It calculates body composition based on water

Photo by Becca Farsace / The Verge

Samsung’s new Galaxy Watch 4 has a feature that can calculate body fat percentage and muscle mass, the company announced yesterday. It’s the latest tech company to offer a body composition feature, joining Amazon, which has a body fat percentage feature in its Halo Band.

Body fat is generally a better way to assess health than weight, but it’s often calculated using a metric called the body mass index (BMI), which is crude and inaccurate. If wearables prove accurate, they could give people a better resource to monitor their health, Diana Thomas, a mathematician who studies body weight regulation at West Point, told The Verge in June.

The Galaxy measures body composition using a technique called bioelectrical impedance analysis (BIA), which sends a weak electric current through the body. It’s calculating the amount of water in the body — the signal moves more quickly through tissue that has higher percentages of water. Since fat has a lower water content than muscle, the technique can estimate how much fat is present in a person’s body.

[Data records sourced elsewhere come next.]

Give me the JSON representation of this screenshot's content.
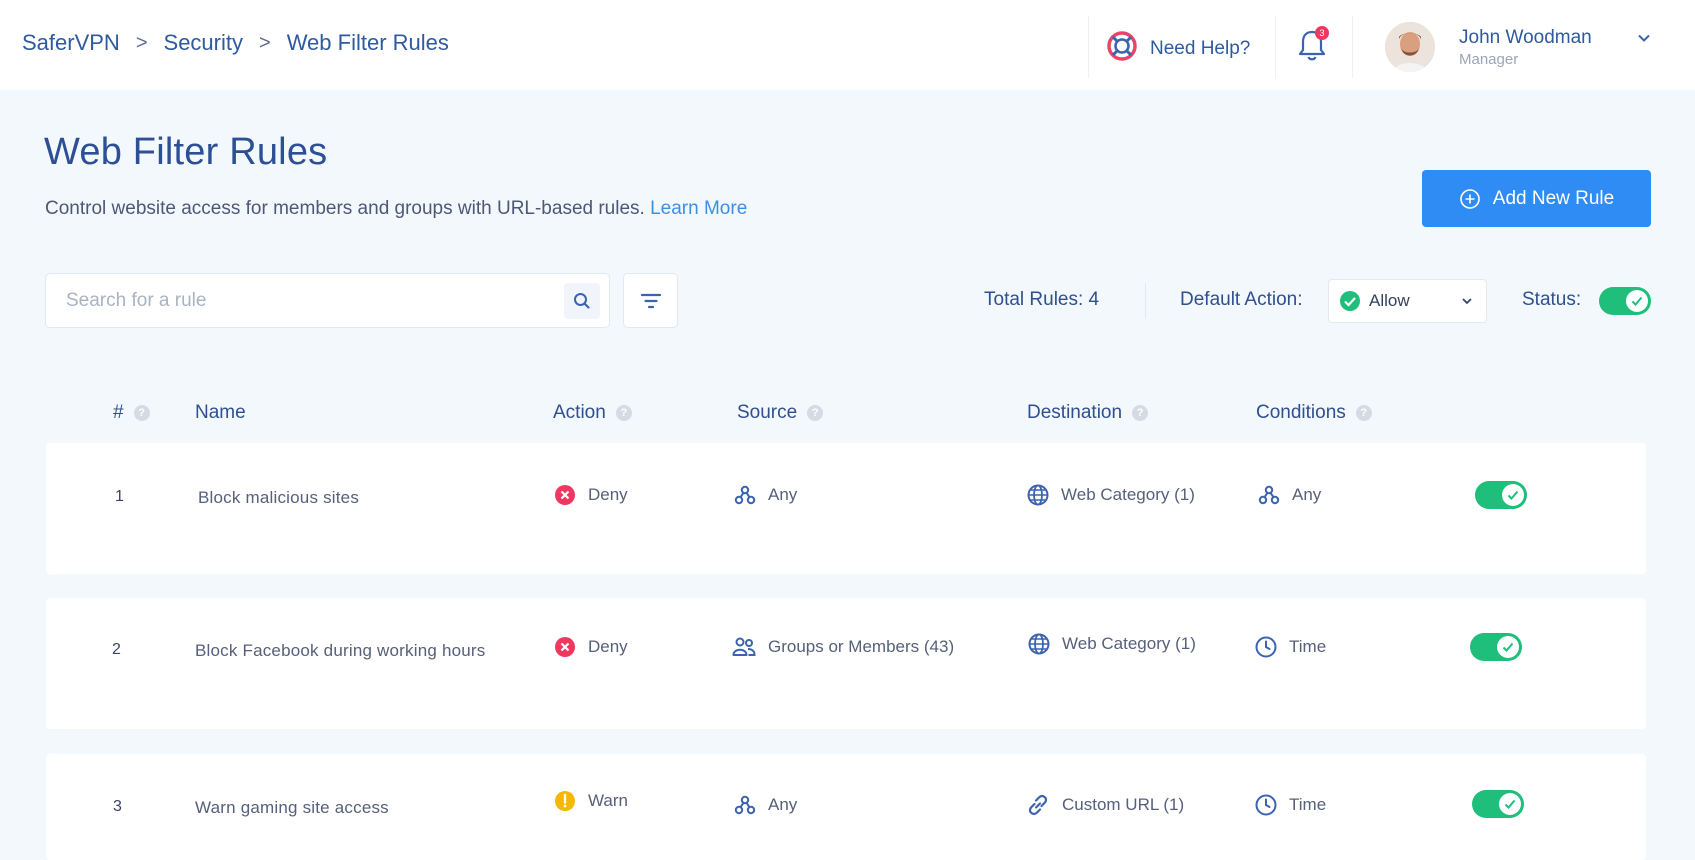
{
  "breadcrumb": [
    "SaferVPN",
    "Security",
    "Web Filter Rules"
  ],
  "topbar": {
    "help_label": "Need Help?",
    "notification_count": "3",
    "user_name": "John Woodman",
    "user_role": "Manager"
  },
  "page": {
    "title": "Web Filter Rules",
    "description": "Control website access for members and groups with URL-based rules.",
    "learn_more": "Learn More",
    "add_button": "Add New Rule"
  },
  "toolbar": {
    "search_placeholder": "Search for a rule",
    "total_rules": "Total Rules: 4",
    "default_action_label": "Default Action:",
    "default_action_value": "Allow",
    "status_label": "Status:",
    "status_on": true
  },
  "table": {
    "columns": [
      "#",
      "Name",
      "Action",
      "Source",
      "Destination",
      "Conditions"
    ],
    "rows": [
      {
        "num": "1",
        "name": "Block malicious sites",
        "action": "Deny",
        "action_type": "deny",
        "source": "Any",
        "source_icon": "any-icon",
        "destination": "Web Category (1)",
        "dest_icon": "globe-icon",
        "condition": "Any",
        "cond_icon": "any-icon",
        "enabled": true
      },
      {
        "num": "2",
        "name": "Block Facebook during working hours",
        "action": "Deny",
        "action_type": "deny",
        "source": "Groups or Members (43)",
        "source_icon": "users-icon",
        "destination": "Web Category (1)",
        "dest_icon": "globe-icon",
        "condition": "Time",
        "cond_icon": "clock-icon",
        "enabled": true
      },
      {
        "num": "3",
        "name": "Warn gaming site access",
        "action": "Warn",
        "action_type": "warn",
        "source": "Any",
        "source_icon": "any-icon",
        "destination": "Custom URL (1)",
        "dest_icon": "link-icon",
        "condition": "Time",
        "cond_icon": "clock-icon",
        "enabled": true
      }
    ]
  },
  "colors": {
    "accent": "#2e8cf4",
    "toggle_on": "#1fbe7a",
    "deny": "#f0375f",
    "warn": "#f5b800",
    "heading": "#2d4f95"
  }
}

BIA can give an estimate of body fat, but it has limitations, said Thomas in an email to The Verge. There isn’t a perfect one-to-one ratio between the amount of water in the body and body fat, and the amount of water in the body changes over time, she said. It can go up and down with exercise, for example, or if someone is drinking a lot of water. One study found that BIA overestimated body fat if the measurement was taken right after someone drank around two cups of water.

Most available devices that use BIA to track body composition send the current through the soles of the feet (like a smart scale) or through the palms. Samsung shrunk the sensors down to fit on the back of the watch. The company’s Healthcare Sensor Lab published a study in January 2021 describing the technology. In the study, 203 people had their body composition analyzed by the watch, two other BIA devices, and a device that uses dual-energy X-ray absorptiometry (DXA) — an X-ray technique that shows fat distribution through the body, which is considered the gold standard for body composition measurement.

Samsung shrunk down the sensors used for bioelectrical impedance analysis and added them to the watch.
Samsung

The smartwatch was accurate compared with the DXA measurement, the analysis found. Its calculations were also slightly closer to the DXA measurement than one of the two other BIA devices. Overall, the watch appears to work as well as a smart scale based on this study, Thomas said. She still wouldn’t use it in research studies based on the information available so far — the potential error rate as calculated in the study is too large for that. “For a personal touch point, it may be okay,” she said in the email to The Verge.

Other BIA devices, like smart scales, use larger electrodes.
Samsung

Samsung’s approach is different from the body composition analysis feature in Amazon’s Halo. First, the Halo only calculates body fat — not muscle. Its app directs users to take photos of their body, which it combines into a 3D image used to calculate body fat percentage. The system also gets an accurate measure of body fat compared with the DXA, according to an Amazon-funded study.

At the very least, both apps appear to work better than BMI at calculating body fat percentage. BMI is frequently used to guide medical decision-making, even though it’s often misleading — which can skew the diagnosis of some conditions and perpetuate weight-based stigma in healthcare. It’s used, though, because it’s cheap and easy. Most people don’t have access to the more accurate, expensive machines.

It’ll take more research to figure out how reliable the wearables can be in a real-world setting. But they’re easy to use and relatively cheap. If they work well enough to flag trends in people’s body composition that could affect their health, they could make these health metrics more accessible.

Correction August 12th, 6:06PM ET: A previous version of this article incorrectly stated that fat has higher water content than muscle. It has a lower water content. We regret the error.